In 2023, we’ve had no two consecutive days with similar weather here in northern Appalachia. Yesterday it was sunny and got above sixty; today it’s in the humid thirties with a steady drizzle. Here in Tyrone, the Song Sparrows and American Robins seem unfazed; the former sings first at 6:48 AM and doesn’t let up, while the latter has been singing and calling since before six.
Fish Crow Story
Today is the first day of 2023 I have been able to record all four local Corvids from my balcony: Common Raven, American Crow, Fish Crow, and Blue Jay. The Fish Crow is getting bolder by the day. At 7:27, it emits its odd, nasal call from somewhere out of sight behind my building. Fish Crows don’t migrate long-distance as much as withdraw downstream in the winter; they tend to frequent human settlements in the Susquehanna drainage and we only recorded them in the hotspot for the first time in summer 2018, though they must have been present for a few years prior to that. The latest Fall date we have is October 9, and their Spring arrivals have been consistently between 10 and 19 March.
In the area, according to eBird records, they began to be reported sparsely in the uppermost Susquehanna’s Bald Eagle Creek drainage in Centre County, in places such as Bald Eagle State Park and the environs of Penn State University, by the 1980s (up there, they are now year-round residents). In the upper Juniata River drainage basins, they appeared more recently, and by 2000 had reached a few miles downstream from Tyrone along the Lower Trail near Alexandria. The first Fish Crow record for Tyrone and the Little Juniata is 2008 while there are several records from 2006 and 2007 in the headwaters of this stream around Bellwood and Altoona.
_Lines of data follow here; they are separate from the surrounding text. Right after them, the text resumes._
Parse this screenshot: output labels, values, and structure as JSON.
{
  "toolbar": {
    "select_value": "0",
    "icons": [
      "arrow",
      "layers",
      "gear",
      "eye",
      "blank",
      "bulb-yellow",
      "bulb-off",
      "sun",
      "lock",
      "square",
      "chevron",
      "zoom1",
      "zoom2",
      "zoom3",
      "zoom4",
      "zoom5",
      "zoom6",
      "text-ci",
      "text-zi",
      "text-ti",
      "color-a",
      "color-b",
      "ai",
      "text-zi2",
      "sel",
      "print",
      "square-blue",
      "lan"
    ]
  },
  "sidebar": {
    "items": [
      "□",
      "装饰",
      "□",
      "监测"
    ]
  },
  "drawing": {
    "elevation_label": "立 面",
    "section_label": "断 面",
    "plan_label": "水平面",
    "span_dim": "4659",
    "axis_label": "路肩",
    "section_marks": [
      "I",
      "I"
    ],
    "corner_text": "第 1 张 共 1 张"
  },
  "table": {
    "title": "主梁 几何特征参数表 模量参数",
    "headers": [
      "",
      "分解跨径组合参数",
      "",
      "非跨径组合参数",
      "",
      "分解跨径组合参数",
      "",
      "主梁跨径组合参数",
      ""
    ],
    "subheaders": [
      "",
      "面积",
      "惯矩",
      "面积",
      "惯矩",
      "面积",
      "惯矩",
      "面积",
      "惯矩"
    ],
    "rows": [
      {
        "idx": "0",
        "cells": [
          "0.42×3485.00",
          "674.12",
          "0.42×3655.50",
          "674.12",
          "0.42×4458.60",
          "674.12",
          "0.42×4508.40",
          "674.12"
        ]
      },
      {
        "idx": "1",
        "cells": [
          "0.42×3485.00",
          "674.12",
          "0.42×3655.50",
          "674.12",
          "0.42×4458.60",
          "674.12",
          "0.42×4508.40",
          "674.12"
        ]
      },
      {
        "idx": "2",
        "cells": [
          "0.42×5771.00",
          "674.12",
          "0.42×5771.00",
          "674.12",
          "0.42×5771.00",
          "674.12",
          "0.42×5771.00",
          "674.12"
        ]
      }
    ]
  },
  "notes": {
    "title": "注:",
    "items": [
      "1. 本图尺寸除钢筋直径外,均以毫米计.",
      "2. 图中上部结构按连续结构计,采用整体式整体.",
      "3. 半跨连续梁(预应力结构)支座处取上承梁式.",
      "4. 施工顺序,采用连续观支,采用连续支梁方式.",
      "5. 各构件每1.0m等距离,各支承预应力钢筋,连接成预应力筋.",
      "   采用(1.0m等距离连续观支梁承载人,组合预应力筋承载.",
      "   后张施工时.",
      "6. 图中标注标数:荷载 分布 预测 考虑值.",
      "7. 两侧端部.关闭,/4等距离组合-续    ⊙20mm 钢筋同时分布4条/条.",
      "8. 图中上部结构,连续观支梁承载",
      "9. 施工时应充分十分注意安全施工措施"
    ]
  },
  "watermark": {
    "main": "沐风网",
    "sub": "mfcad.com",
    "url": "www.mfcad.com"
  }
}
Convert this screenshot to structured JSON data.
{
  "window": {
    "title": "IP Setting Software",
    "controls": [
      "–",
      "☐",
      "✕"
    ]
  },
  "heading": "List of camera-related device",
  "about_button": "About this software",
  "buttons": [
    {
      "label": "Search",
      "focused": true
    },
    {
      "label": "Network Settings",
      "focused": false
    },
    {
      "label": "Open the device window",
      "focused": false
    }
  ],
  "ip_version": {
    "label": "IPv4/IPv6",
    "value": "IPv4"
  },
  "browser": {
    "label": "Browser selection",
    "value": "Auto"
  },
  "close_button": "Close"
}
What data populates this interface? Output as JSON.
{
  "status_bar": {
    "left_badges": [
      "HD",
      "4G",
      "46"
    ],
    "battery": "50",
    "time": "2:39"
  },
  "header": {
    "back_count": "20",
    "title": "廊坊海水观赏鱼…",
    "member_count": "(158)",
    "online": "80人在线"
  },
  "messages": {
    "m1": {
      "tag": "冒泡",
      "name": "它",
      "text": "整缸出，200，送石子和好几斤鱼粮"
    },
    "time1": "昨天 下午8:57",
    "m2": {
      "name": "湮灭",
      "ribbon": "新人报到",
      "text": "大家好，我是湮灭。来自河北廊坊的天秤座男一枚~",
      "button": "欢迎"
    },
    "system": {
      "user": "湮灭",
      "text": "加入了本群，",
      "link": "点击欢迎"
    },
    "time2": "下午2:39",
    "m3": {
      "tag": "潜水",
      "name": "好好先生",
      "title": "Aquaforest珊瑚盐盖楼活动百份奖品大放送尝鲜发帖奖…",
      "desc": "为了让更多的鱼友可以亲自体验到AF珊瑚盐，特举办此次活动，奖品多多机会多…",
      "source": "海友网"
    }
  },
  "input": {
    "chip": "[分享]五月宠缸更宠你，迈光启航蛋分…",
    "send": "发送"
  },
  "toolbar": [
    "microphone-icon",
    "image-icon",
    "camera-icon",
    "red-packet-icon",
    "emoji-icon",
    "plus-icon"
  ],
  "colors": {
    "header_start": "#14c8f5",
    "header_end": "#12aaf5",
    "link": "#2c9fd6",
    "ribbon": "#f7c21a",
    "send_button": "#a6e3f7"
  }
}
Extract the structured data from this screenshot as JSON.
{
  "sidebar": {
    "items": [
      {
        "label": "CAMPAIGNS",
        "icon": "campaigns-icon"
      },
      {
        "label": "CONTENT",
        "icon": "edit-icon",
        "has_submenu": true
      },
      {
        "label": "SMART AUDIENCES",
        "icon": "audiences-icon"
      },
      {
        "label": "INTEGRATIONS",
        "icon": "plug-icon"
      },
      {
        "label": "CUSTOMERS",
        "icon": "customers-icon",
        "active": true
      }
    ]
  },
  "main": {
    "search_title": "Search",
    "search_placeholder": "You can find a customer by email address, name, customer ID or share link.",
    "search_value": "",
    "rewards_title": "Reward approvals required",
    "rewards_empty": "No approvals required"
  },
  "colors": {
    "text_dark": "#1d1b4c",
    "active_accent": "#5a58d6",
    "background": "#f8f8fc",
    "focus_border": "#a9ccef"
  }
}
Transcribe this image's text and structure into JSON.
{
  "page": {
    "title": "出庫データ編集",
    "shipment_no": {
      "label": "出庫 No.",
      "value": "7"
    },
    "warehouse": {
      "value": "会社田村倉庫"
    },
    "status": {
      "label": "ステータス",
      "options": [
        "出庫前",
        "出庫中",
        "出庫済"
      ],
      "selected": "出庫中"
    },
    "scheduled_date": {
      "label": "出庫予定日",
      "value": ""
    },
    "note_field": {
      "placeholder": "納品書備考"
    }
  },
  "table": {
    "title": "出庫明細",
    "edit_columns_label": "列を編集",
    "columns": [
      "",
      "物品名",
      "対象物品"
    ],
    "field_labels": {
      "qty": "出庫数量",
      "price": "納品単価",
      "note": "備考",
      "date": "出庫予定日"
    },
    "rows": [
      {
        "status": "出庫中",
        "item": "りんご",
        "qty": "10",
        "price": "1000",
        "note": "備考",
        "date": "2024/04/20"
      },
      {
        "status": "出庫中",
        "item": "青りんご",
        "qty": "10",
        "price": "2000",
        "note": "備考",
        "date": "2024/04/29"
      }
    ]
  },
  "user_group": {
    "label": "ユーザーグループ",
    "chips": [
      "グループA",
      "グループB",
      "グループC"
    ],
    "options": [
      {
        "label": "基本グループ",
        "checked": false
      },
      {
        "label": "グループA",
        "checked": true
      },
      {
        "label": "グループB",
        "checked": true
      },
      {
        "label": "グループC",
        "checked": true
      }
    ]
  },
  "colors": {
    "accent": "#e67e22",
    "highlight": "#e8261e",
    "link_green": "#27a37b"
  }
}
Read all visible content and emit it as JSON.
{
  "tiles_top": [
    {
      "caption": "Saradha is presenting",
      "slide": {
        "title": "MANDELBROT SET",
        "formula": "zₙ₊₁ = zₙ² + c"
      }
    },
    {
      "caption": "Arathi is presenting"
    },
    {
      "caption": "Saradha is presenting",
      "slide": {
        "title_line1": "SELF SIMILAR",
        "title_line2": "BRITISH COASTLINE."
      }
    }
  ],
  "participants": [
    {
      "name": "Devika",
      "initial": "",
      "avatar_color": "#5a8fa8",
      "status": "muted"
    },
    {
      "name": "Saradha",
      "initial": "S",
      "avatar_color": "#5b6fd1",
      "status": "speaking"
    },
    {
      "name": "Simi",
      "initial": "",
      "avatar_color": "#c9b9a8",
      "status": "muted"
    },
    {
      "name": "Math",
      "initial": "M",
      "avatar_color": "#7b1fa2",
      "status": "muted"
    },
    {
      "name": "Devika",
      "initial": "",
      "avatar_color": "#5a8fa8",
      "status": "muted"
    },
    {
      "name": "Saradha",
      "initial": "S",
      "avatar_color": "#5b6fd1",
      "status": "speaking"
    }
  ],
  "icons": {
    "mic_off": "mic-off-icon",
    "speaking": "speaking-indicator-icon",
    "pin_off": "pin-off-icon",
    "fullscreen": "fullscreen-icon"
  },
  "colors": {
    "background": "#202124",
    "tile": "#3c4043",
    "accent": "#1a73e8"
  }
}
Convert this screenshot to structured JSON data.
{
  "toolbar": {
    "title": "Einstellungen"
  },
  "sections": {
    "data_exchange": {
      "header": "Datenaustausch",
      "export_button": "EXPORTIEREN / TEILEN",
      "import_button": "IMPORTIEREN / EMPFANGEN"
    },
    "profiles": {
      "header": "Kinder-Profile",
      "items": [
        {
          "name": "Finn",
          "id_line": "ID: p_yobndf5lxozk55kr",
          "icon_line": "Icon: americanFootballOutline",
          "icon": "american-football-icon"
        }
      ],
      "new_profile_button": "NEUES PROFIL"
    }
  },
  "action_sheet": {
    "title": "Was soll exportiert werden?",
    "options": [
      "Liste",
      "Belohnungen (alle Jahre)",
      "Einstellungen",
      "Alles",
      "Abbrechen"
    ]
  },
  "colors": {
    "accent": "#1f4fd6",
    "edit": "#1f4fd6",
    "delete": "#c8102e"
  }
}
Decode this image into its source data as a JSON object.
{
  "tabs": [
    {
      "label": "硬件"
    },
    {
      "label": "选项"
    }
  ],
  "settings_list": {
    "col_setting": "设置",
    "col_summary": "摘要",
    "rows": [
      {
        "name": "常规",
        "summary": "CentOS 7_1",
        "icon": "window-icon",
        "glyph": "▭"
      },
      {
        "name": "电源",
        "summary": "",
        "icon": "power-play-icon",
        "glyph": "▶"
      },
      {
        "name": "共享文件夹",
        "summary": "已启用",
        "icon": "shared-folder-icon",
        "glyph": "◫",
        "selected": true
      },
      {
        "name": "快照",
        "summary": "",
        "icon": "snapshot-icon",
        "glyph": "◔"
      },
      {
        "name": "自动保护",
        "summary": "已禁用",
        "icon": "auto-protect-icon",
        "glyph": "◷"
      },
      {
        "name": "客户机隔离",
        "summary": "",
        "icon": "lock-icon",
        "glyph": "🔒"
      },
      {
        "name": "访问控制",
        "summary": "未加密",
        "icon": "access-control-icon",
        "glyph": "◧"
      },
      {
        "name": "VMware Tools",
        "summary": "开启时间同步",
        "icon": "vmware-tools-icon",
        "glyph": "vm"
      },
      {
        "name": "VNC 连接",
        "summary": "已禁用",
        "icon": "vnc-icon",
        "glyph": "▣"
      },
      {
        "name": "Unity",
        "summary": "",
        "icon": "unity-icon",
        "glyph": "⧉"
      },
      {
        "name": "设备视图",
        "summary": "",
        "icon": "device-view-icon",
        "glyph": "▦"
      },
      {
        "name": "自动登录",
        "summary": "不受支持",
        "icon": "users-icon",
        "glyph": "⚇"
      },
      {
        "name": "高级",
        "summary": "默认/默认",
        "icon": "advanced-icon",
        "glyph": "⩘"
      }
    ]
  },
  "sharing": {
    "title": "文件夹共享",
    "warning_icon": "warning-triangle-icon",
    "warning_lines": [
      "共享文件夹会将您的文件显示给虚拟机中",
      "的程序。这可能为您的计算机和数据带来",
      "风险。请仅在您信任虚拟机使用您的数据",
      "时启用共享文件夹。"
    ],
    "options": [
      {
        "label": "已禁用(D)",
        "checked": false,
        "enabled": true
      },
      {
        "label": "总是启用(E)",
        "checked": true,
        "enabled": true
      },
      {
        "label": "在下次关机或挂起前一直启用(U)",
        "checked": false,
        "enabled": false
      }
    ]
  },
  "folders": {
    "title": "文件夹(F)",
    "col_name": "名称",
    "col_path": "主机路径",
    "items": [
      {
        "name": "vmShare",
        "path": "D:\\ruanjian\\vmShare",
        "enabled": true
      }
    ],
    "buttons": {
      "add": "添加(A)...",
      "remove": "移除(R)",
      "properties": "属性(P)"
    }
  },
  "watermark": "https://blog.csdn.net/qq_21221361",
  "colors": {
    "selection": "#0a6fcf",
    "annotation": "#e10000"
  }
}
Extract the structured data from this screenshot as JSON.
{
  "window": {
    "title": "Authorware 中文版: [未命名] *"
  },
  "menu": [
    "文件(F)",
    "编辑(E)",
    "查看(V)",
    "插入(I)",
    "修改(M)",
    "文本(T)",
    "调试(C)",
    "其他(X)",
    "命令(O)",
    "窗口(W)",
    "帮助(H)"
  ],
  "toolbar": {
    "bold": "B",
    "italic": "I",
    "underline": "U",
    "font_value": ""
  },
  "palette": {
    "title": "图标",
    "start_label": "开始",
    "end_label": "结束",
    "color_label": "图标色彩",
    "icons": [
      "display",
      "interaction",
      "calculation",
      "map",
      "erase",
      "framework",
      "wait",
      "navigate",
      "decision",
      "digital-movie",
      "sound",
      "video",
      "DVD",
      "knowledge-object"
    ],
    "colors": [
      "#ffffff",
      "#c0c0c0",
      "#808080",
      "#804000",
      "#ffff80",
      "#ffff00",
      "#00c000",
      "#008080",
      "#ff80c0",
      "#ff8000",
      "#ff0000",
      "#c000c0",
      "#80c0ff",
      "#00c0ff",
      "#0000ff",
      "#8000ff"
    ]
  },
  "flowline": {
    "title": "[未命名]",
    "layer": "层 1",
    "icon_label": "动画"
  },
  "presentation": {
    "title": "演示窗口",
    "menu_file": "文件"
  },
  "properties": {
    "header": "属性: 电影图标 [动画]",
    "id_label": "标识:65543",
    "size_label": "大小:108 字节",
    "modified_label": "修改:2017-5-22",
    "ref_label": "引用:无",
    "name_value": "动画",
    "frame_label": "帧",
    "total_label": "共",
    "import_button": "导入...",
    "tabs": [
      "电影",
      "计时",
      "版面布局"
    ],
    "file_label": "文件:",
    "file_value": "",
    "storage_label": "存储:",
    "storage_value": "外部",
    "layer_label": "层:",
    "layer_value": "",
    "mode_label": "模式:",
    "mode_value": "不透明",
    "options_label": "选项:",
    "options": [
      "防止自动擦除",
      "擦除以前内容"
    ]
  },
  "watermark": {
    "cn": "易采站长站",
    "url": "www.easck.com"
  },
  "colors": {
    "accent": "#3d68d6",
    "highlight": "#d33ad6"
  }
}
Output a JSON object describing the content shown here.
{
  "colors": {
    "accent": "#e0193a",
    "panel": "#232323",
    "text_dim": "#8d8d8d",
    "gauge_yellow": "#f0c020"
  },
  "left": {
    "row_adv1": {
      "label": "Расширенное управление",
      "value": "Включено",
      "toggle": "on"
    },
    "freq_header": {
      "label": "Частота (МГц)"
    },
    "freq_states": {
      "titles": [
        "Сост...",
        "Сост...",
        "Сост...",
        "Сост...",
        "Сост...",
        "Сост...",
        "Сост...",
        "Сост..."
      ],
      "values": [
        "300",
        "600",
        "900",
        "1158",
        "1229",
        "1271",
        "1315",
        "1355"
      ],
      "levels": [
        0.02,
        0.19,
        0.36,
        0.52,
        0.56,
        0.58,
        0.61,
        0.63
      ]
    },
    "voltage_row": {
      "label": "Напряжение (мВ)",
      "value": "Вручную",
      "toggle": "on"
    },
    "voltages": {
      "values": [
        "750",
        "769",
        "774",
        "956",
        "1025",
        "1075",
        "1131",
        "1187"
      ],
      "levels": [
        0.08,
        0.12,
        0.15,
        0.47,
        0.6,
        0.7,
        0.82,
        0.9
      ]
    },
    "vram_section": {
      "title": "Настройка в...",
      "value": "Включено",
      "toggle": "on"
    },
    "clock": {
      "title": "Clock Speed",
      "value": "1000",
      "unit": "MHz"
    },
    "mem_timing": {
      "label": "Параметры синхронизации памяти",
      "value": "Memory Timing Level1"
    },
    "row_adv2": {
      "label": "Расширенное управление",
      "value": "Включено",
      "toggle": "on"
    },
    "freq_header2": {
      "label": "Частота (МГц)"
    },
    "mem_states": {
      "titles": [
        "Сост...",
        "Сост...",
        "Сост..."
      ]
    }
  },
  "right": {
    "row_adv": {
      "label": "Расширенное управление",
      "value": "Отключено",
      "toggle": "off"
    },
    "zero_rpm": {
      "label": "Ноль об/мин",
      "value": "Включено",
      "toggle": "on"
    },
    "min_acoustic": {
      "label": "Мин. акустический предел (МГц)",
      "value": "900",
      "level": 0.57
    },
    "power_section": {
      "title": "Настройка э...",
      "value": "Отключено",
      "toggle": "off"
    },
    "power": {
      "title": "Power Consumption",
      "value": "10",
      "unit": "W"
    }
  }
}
I have recorded Fish Crows in small flocks in the Spring, up to 12, either flying up the river or over the mountain. Occasionally, they linger in the ridgetop trees, but mostly, unlike the much more abundant American Crows, they restrict themselves to riparian areas and town streets. American Crows are much widespread, being found in pretty much every habitat, and I have recorded congregations (‘murders’) up to 100 in recent years; numbers of this species seem to be rebounding after a population crash linked to West Nile Virus.
From the balcony, I was able to ID a single Fish Crow with some missing wing feathers during several weeks last year (pictured above, in the rain) and I’m hoping to be able to do the same this year. After the early Spring flocks dissipate I only record singles and pairs, so I assume at least a few nest locally—where, I have no idea.
Another Fishy Arrival
At 7:31, I hear that old familiar rattle, signaling the first Belted Kingfisher of the year. First from my balcony; you may remember that I sighted one in mid-February a couple times a bit downriver in the Gap. Before that, the last regular sighting was December 3, 2022. The high number for this stretch of river was four, during late summer migration last year.
Belted Kingfishers don’t leave the area in the winter, but they do tend to withdraw from the hotspot. Nevertheless, most members of this species do migrate, and I’ve seen them as far south as Honduras. Whether a pair nests somewhere close by in the hotspot I don’t know, but I can almost always find at least one individual during breeding season.
Speaking of fish-eaters, I should also note the rising numbers of Common Mergansers, Green Herons, Great Blue Herons, Bald Eagles, and Ospreys in the hotspot. This is due in large part to the efforts of the Little Juniata River Association, a local non-profit, whose members have spent years cleaning up what used to be a highly polluted stream and is now one of the best trout streams in the state. Though we don’t have good records, I can hardly imagine these species thrived along the ‘Little J’ back when we moved here in the 1970s.
Thanks for reading Bird Mountain! Subscribe for free to receive new posts and support my work.
My only fish crow sighting was long ago when we lived in Texas. If I’m correct, that happened when I drove to Louisiana to deliver a piece of furniture. I’m always surprised that that bird’s range extends up the Appalachians to NE Pennsylvania.